## Problem description
Reproduce all entries below verbatim. Skip the pictures.

## Dataset rows for apps and sites
====================
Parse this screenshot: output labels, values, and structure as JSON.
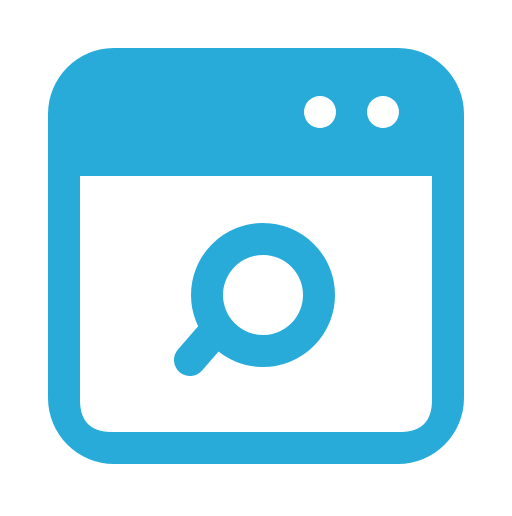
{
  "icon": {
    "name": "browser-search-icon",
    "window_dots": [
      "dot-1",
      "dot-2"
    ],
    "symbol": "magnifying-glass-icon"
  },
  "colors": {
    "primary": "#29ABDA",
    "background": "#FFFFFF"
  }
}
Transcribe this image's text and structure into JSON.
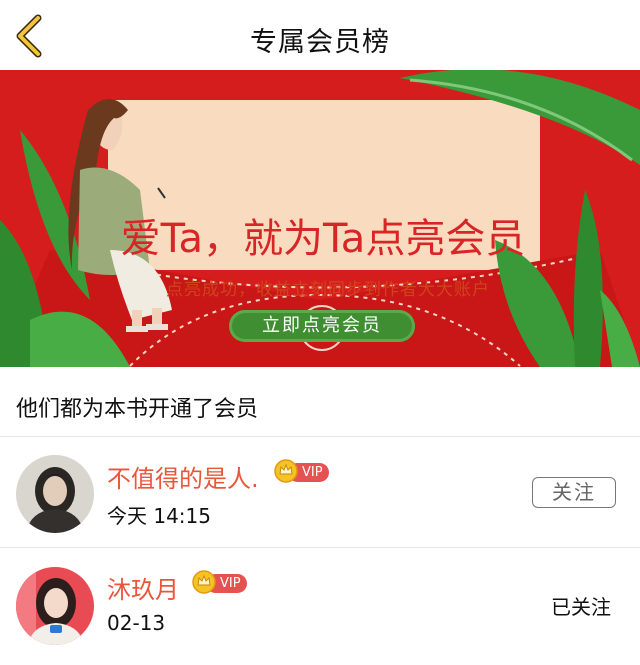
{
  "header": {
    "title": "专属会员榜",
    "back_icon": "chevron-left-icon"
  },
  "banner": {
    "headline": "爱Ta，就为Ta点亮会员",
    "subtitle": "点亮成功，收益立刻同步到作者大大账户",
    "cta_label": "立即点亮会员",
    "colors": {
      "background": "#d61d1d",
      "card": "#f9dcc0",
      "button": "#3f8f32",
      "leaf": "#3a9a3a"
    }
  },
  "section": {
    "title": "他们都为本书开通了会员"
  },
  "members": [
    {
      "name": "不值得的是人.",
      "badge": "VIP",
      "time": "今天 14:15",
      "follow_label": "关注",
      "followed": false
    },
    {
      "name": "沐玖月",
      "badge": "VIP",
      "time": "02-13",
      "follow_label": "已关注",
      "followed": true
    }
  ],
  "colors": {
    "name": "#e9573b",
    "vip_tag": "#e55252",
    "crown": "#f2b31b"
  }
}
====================
## Answer to this exercise
Parse this screenshot: output labels, values, and structure as JSON.
{
  "icon": {
    "name": "browser-search-icon",
    "window_dots": [
      "dot-1",
      "dot-2"
    ],
    "symbol": "magnifying-glass-icon"
  },
  "colors": {
    "primary": "#29ABDA",
    "background": "#FFFFFF"
  }
}
Transcribe this image's text and structure into JSON.
{
  "header": {
    "title": "专属会员榜",
    "back_icon": "chevron-left-icon"
  },
  "banner": {
    "headline": "爱Ta，就为Ta点亮会员",
    "subtitle": "点亮成功，收益立刻同步到作者大大账户",
    "cta_label": "立即点亮会员",
    "colors": {
      "background": "#d61d1d",
      "card": "#f9dcc0",
      "button": "#3f8f32",
      "leaf": "#3a9a3a"
    }
  },
  "section": {
    "title": "他们都为本书开通了会员"
  },
  "members": [
    {
      "name": "不值得的是人.",
      "badge": "VIP",
      "time": "今天 14:15",
      "follow_label": "关注",
      "followed": false
    },
    {
      "name": "沐玖月",
      "badge": "VIP",
      "time": "02-13",
      "follow_label": "已关注",
      "followed": true
    }
  ],
  "colors": {
    "name": "#e9573b",
    "vip_tag": "#e55252",
    "crown": "#f2b31b"
  }
}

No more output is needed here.